Wed. Sept, 9, 2009, The Larry Lawrence Bar, 295 Grand St b/t Havemeyer and Roebling, Williamsburg, Brooklyn.
What should humans be allowed to do, and what should they be prevented from doing? Besides the obvious rule against killing people who piss you off, how far should the law restrict our personal freedoms to drink, use drugs, prostitute ourselves, get married, vote, practice medicine or religion, or any number of things we might come up with?
Legalizing weed is a trending topic. Lots of people use it, despite its being illegal, and there is clearly a profit to be made by regulating and taxing it. But at what cost?
Should tobacco, whose use can be directly linked to over 5 million deaths per year (worldwide; in the US it’s 400,000), be outlawed?
If causing mass death is our gauge, maybe we shouldn’t let so many people drive.
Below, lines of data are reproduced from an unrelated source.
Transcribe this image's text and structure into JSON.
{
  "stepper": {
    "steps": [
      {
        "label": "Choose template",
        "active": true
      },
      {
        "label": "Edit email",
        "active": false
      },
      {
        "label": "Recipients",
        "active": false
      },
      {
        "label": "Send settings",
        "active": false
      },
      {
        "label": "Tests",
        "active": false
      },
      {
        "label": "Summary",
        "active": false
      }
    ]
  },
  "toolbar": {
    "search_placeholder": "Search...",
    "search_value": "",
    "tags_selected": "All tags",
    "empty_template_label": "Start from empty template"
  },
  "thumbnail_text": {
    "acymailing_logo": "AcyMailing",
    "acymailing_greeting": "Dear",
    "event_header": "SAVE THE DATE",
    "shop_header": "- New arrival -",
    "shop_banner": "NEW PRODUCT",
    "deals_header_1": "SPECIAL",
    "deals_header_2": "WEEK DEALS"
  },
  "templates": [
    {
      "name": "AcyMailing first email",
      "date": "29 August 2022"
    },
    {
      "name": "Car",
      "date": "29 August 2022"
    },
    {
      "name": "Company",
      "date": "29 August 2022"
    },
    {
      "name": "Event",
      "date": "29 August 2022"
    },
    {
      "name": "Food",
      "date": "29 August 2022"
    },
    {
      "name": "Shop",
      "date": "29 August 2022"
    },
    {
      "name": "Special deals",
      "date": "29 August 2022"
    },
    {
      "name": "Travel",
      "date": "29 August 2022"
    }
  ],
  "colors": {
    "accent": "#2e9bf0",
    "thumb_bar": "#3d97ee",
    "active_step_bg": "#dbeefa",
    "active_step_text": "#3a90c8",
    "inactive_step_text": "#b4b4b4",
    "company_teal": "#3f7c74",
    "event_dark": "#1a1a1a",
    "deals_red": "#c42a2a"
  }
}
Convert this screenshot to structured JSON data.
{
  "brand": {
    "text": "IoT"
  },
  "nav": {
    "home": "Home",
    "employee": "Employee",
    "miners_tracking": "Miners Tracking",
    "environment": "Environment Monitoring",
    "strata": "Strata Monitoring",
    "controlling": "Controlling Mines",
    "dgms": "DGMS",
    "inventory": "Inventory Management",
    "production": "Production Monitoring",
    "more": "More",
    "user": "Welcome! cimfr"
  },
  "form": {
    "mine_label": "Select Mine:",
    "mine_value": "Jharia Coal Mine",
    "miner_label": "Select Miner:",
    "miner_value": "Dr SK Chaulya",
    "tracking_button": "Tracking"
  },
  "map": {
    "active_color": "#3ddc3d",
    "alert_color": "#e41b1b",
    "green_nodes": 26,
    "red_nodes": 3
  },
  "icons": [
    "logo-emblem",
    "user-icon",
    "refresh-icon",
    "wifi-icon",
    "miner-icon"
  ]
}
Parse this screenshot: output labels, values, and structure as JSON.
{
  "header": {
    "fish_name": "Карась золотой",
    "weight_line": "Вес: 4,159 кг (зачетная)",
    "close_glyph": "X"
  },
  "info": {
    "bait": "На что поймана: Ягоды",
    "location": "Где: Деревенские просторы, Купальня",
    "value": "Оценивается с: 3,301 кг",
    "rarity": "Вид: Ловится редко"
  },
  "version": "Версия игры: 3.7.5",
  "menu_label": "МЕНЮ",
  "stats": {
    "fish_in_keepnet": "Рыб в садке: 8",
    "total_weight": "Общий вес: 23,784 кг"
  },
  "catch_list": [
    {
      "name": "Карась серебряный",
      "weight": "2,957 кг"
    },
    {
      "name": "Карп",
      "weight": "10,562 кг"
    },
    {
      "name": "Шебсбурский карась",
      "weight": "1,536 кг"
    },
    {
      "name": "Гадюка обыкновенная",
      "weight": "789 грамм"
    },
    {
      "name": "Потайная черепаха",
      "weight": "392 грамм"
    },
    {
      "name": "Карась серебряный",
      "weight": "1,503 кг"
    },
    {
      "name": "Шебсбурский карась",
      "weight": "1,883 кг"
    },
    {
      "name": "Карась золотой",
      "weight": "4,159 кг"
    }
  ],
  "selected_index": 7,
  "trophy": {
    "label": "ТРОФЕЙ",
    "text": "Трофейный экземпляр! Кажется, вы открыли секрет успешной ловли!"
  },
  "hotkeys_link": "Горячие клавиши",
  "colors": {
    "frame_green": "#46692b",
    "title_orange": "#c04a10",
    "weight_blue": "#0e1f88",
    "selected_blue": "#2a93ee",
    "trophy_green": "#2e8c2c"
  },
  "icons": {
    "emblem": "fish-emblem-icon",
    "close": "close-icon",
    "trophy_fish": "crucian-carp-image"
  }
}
Forty thousand Americans die on the road each year.
Of course, we all know that Prohibition didn’t work out too well – but what about the prohibition of heroin? Hasn’t that done us well?
Then there’s religion. Americans used to pray in school, or so I’ve heard, until the Supreme Court said that wasn’t cool. More recently, a federal appeals court ruled that it was totally cool for a guy to sacrifice goats in his house as part of a “complex ritual for ordaining priests”.
What else can you think of – what should be made legal/illegal and why?
UPDATE: Forgot all about prostitution, the top example of an illegal activity that just won’t go away. NPR did a great debate, “Is It Wrong to Pay for Sex?”, which I heartily recommend everyone listen to (about 50min). On a related note, the Economist recently made a case for looser restrictions on how we treat pedophiles (Megan’s laws, sex offender registries).
And organ sales. People need kidneys; other people have kidneys to spare. Should we be selling our organs? The New Yorker did a story on people who felt motivated to donate their kidneys to total strangers, for nothing. There is also an audio interview with the author.